What I remember about the culture of Pittsburgh is that it was both tolerant and pragmatic. That's how I'd describe the culture of Silicon Valley too. And it's not a coincidence, because Pittsburgh was the Silicon Valley of its time. This was a city where people built new things. And while the things people build have changed, the spirit you need to do that kind of work is the same.

So although an influx of latte-swilling hipsters may be annoying in some ways, I would go out of my way to encourage them. And more generally to tolerate strangeness, even unto the degree wacko Californians do. For Pittsburgh that is a conservative choice: it's a return to the city's roots.

Unfortunately I saved the toughest part for last. There is one more thing you need to be a startup hub, and Pittsburgh hasn't got it: investors. Silicon Valley has a big investor community because it's had 50 years to grow one. New York has a big investor community because it's full of people who like money a lot and are quick to notice new ways to get it. But Pittsburgh has neither of these.

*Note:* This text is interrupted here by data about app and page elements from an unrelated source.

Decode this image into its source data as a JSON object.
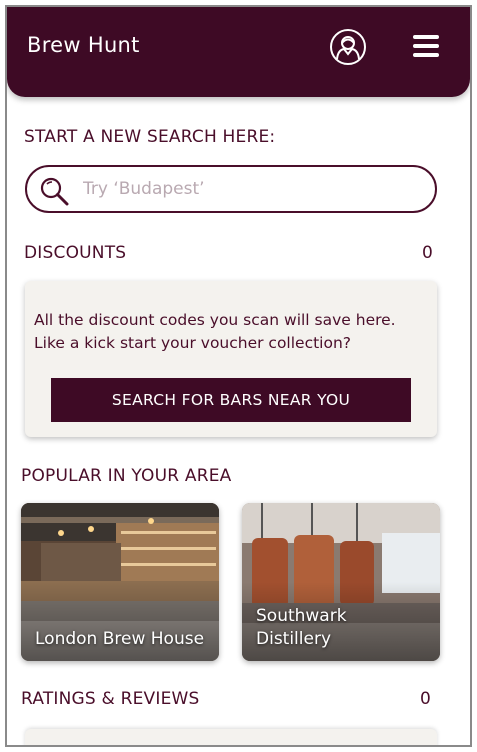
{
  "header": {
    "title": "Brew Hunt",
    "account_icon": "user-circle-icon",
    "menu_icon": "hamburger-menu-icon",
    "background_color": "#3e0a25"
  },
  "search": {
    "heading": "START A NEW SEARCH HERE:",
    "placeholder": "Try ‘Budapest’",
    "icon": "magnifier-icon"
  },
  "discounts": {
    "heading": "DISCOUNTS",
    "count": "0",
    "message": "All the discount codes you scan will save here. Like a kick start your voucher collection?",
    "button_label": "SEARCH FOR BARS NEAR YOU"
  },
  "popular": {
    "heading": "POPULAR IN YOUR AREA",
    "venues": [
      {
        "name": "London Brew House"
      },
      {
        "name": "Southwark Distillery"
      }
    ]
  },
  "reviews": {
    "heading": "RATINGS & REVIEWS",
    "count": "0"
  },
  "colors": {
    "accent": "#3e0a25",
    "text": "#4a0e2a",
    "card_background": "#f4f2ee"
  }
}
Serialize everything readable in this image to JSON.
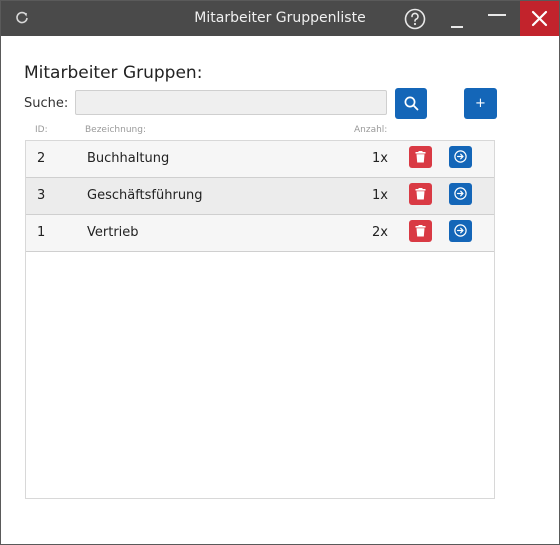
{
  "window": {
    "title": "Mitarbeiter Gruppenliste",
    "refresh_icon": "refresh-icon",
    "help_icon": "help-icon",
    "minimize_icon": "minimize-icon",
    "maximize_icon": "maximize-icon",
    "close_icon": "close-icon",
    "close_color": "#c2232c",
    "titlebar_color": "#4a4a4a"
  },
  "main": {
    "heading": "Mitarbeiter Gruppen:",
    "search": {
      "label": "Suche:",
      "value": "",
      "placeholder": ""
    },
    "search_button_icon": "search-icon",
    "add_button_label": "+",
    "accent_color": "#1466b8",
    "delete_color": "#d93a44"
  },
  "table": {
    "columns": {
      "id": "ID:",
      "name": "Bezeichnung:",
      "count": "Anzahl:"
    },
    "rows": [
      {
        "id": "2",
        "name": "Buchhaltung",
        "count": "1x"
      },
      {
        "id": "3",
        "name": "Geschäftsführung",
        "count": "1x"
      },
      {
        "id": "1",
        "name": "Vertrieb",
        "count": "2x"
      }
    ],
    "row_actions": {
      "delete_icon": "trash-icon",
      "open_icon": "arrow-circle-right-icon"
    }
  }
}
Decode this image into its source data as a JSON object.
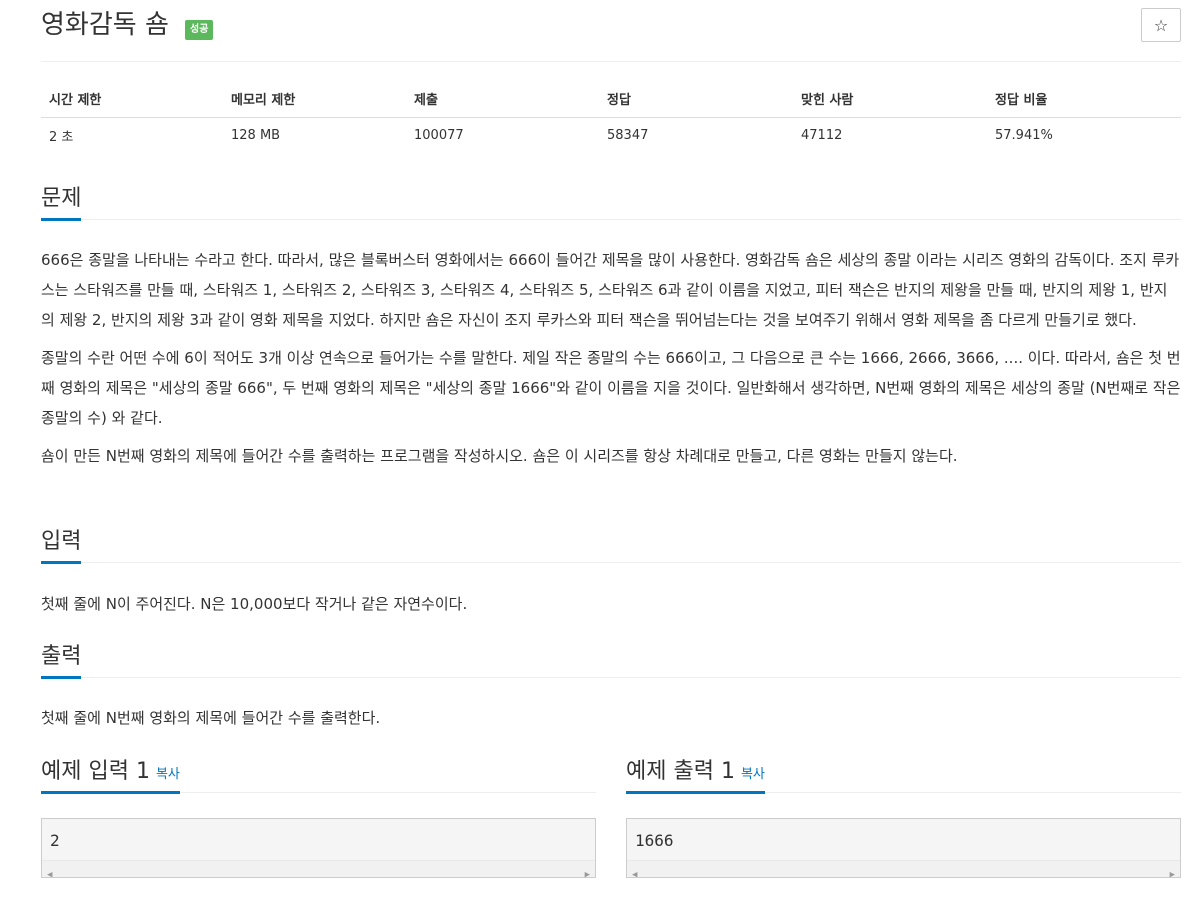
{
  "problem": {
    "title": "영화감독 숌",
    "badge": "성공",
    "star_icon": "☆"
  },
  "info_table": {
    "headers": [
      "시간 제한",
      "메모리 제한",
      "제출",
      "정답",
      "맞힌 사람",
      "정답 비율"
    ],
    "values": [
      "2 초",
      "128 MB",
      "100077",
      "58347",
      "47112",
      "57.941%"
    ]
  },
  "sections": {
    "description": {
      "heading": "문제",
      "paragraphs": [
        "666은 종말을 나타내는 수라고 한다. 따라서, 많은 블록버스터 영화에서는 666이 들어간 제목을 많이 사용한다. 영화감독 숌은 세상의 종말 이라는 시리즈 영화의 감독이다. 조지 루카스는 스타워즈를 만들 때, 스타워즈 1, 스타워즈 2, 스타워즈 3, 스타워즈 4, 스타워즈 5, 스타워즈 6과 같이 이름을 지었고, 피터 잭슨은 반지의 제왕을 만들 때, 반지의 제왕 1, 반지의 제왕 2, 반지의 제왕 3과 같이 영화 제목을 지었다. 하지만 숌은 자신이 조지 루카스와 피터 잭슨을 뛰어넘는다는 것을 보여주기 위해서 영화 제목을 좀 다르게 만들기로 했다.",
        "종말의 수란 어떤 수에 6이 적어도 3개 이상 연속으로 들어가는 수를 말한다. 제일 작은 종말의 수는 666이고, 그 다음으로 큰 수는 1666, 2666, 3666, .... 이다. 따라서, 숌은 첫 번째 영화의 제목은 \"세상의 종말 666\", 두 번째 영화의 제목은 \"세상의 종말 1666\"와 같이 이름을 지을 것이다. 일반화해서 생각하면, N번째 영화의 제목은 세상의 종말 (N번째로 작은 종말의 수) 와 같다.",
        "숌이 만든 N번째 영화의 제목에 들어간 수를 출력하는 프로그램을 작성하시오. 숌은 이 시리즈를 항상 차례대로 만들고, 다른 영화는 만들지 않는다."
      ]
    },
    "input": {
      "heading": "입력",
      "text": "첫째 줄에 N이 주어진다. N은 10,000보다 작거나 같은 자연수이다."
    },
    "output": {
      "heading": "출력",
      "text": "첫째 줄에 N번째 영화의 제목에 들어간 수를 출력한다."
    }
  },
  "samples": {
    "input": {
      "heading": "예제 입력 1",
      "copy_label": "복사",
      "content": "2"
    },
    "output": {
      "heading": "예제 출력 1",
      "copy_label": "복사",
      "content": "1666"
    }
  },
  "colors": {
    "accent": "#0076c0",
    "success_badge": "#5cb85c"
  }
}
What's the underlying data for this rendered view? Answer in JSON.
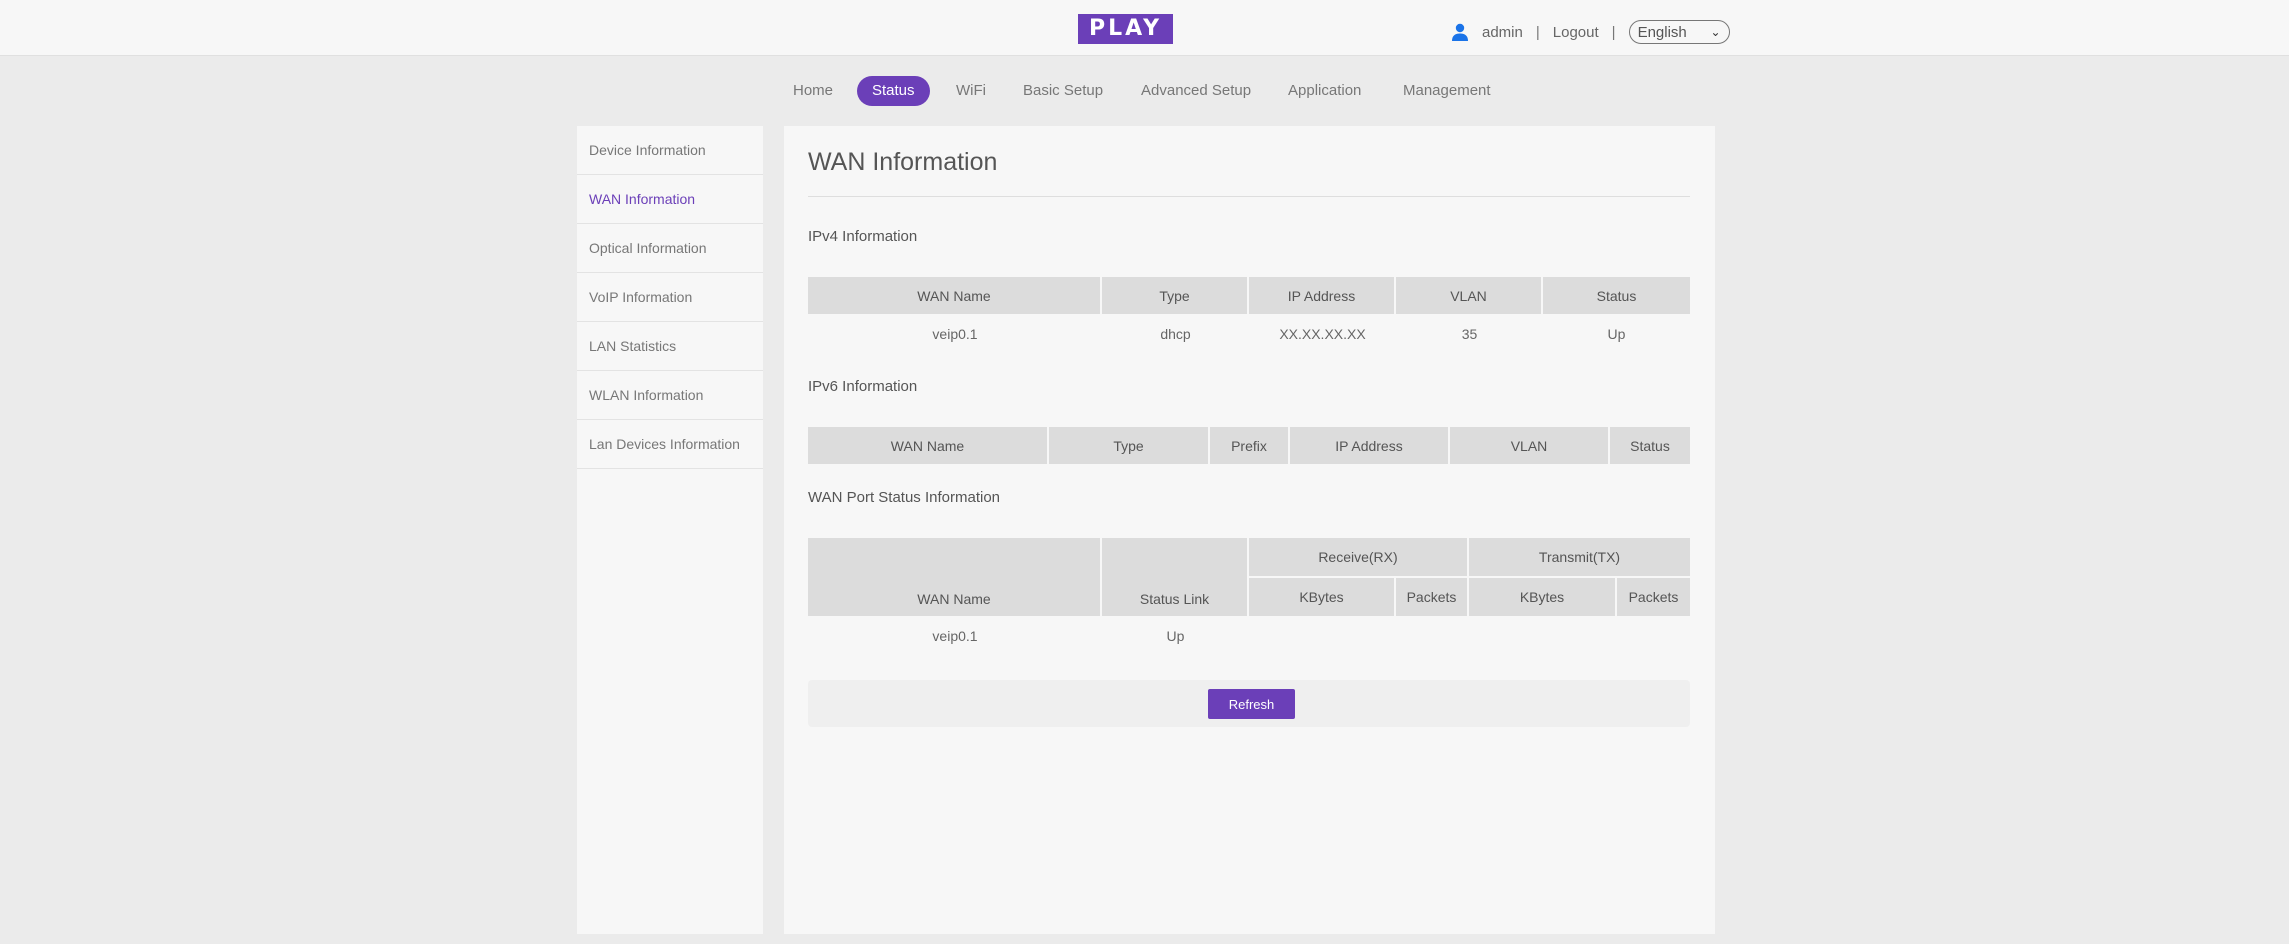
{
  "header": {
    "logo_text": "PLAY",
    "username": "admin",
    "logout_label": "Logout",
    "separator": "|",
    "language": "English"
  },
  "nav": {
    "items": [
      {
        "label": "Home"
      },
      {
        "label": "Status",
        "active": true
      },
      {
        "label": "WiFi"
      },
      {
        "label": "Basic Setup"
      },
      {
        "label": "Advanced Setup"
      },
      {
        "label": "Application"
      },
      {
        "label": "Management"
      }
    ]
  },
  "sidebar": {
    "items": [
      {
        "label": "Device Information"
      },
      {
        "label": "WAN Information",
        "active": true
      },
      {
        "label": "Optical Information"
      },
      {
        "label": "VoIP Information"
      },
      {
        "label": "LAN Statistics"
      },
      {
        "label": "WLAN Information"
      },
      {
        "label": "Lan Devices Information"
      }
    ]
  },
  "main": {
    "title": "WAN Information",
    "ipv4": {
      "title": "IPv4 Information",
      "headers": [
        "WAN Name",
        "Type",
        "IP Address",
        "VLAN",
        "Status"
      ],
      "rows": [
        [
          "veip0.1",
          "dhcp",
          "XX.XX.XX.XX",
          "35",
          "Up"
        ]
      ]
    },
    "ipv6": {
      "title": "IPv6 Information",
      "headers": [
        "WAN Name",
        "Type",
        "Prefix",
        "IP Address",
        "VLAN",
        "Status"
      ],
      "rows": []
    },
    "wanport": {
      "title": "WAN Port Status Information",
      "group_headers": [
        "Receive(RX)",
        "Transmit(TX)"
      ],
      "headers": [
        "WAN Name",
        "Status Link",
        "KBytes",
        "Packets",
        "KBytes",
        "Packets"
      ],
      "rows": [
        [
          "veip0.1",
          "Up",
          "",
          "",
          "",
          ""
        ]
      ]
    },
    "refresh_label": "Refresh"
  },
  "colors": {
    "accent": "#6b3fb8",
    "user_icon": "#1a73e8"
  }
}
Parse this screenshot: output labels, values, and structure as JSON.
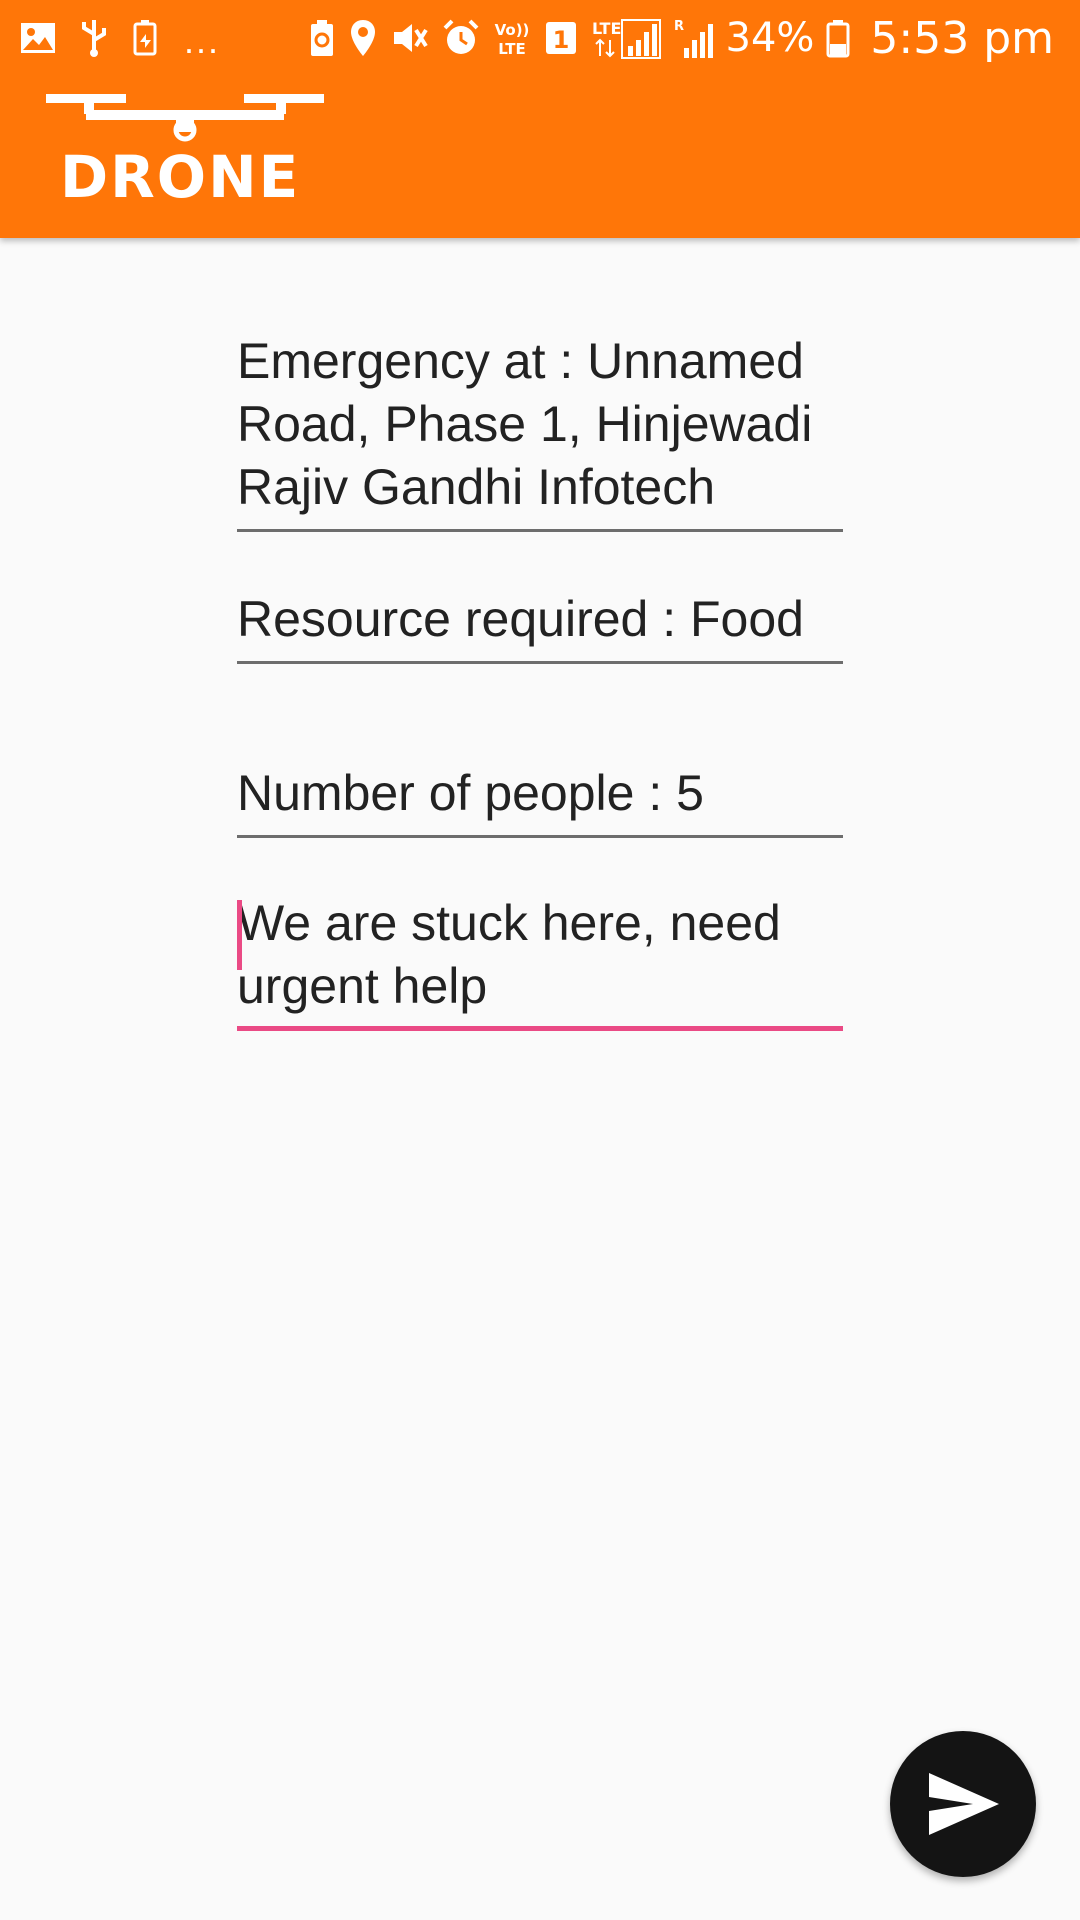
{
  "status_bar": {
    "left_icons": [
      "gallery-icon",
      "usb-icon",
      "battery-saver-icon"
    ],
    "overflow": "...",
    "right_icons": [
      "recycle-icon",
      "location-icon",
      "vibrate-mute-icon",
      "alarm-icon",
      "volte-icon",
      "sim-1-icon",
      "lte-signal-icon",
      "signal-icon"
    ],
    "volte_label": "Vo)) LTE",
    "lte_label": "LTE",
    "sim_label": "1",
    "battery": "34%",
    "time": "5:53 pm"
  },
  "app_bar": {
    "logo_text": "DRONE",
    "color": "#ff7608"
  },
  "form": {
    "emergency": "Emergency at : Unnamed Road, Phase 1, Hinjewadi Rajiv Gandhi Infotech",
    "resource": "Resource required : Food",
    "people": "Number of people : 5",
    "message": "We are stuck here, need urgent help"
  },
  "colors": {
    "accent": "#ea4a85",
    "fab": "#141414",
    "background": "#fafafa"
  },
  "fab": {
    "icon": "send-icon"
  }
}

And the cheap housing that draws other people here has no effect on investors.

If an investor community grows up here, it will happen the same way it did in Silicon Valley: slowly and organically. So I would not bet on having a big investor community in the short term. But fortunately there are three trends that make that less necessary than it used to be. One is that startups are increasingly cheap to start, so you just don't need as much outside money as you used to. The second is that thanks to things like Kickstarter, a startup can get to revenue faster. You can put something on Kickstarter from anywhere. The third is programs like Y Combinator. A startup from anywhere in the world can go to YC for 3 months, pick up funding, and then return home if they want.

My advice is to make Pittsburgh a great place for startups, and gradually more of them will stick. Some of those will succeed; some of their founders will become investors; and still more startups will stick.

This is not a fast path to becoming a startup hub. But it is at least a path, which is something few other cities have. And it's not as if you have to make painful sacrifices in the meantime. Think about what I've suggested you should do. Encourage local restaurants, save old buildings, take advantage of density, make CMU the best, promote tolerance. These are the things that make Pittsburgh good to live in now. All I'm saying is that you should do even more of them.

And that's an encouraging thought. If Pittsburgh's path to becoming a startup hub is to be even more itself, then it has a good chance of succeeding. In fact it probably has the best chance of any city its size. It will take some effort, and a lot of time, but if any city can do it, Pittsburgh can.







Thanks to Charlie Cheever and Jessica Livingston for reading drafts of this, and to Meg Cheever for organizing Opt412 and inviting me to speak.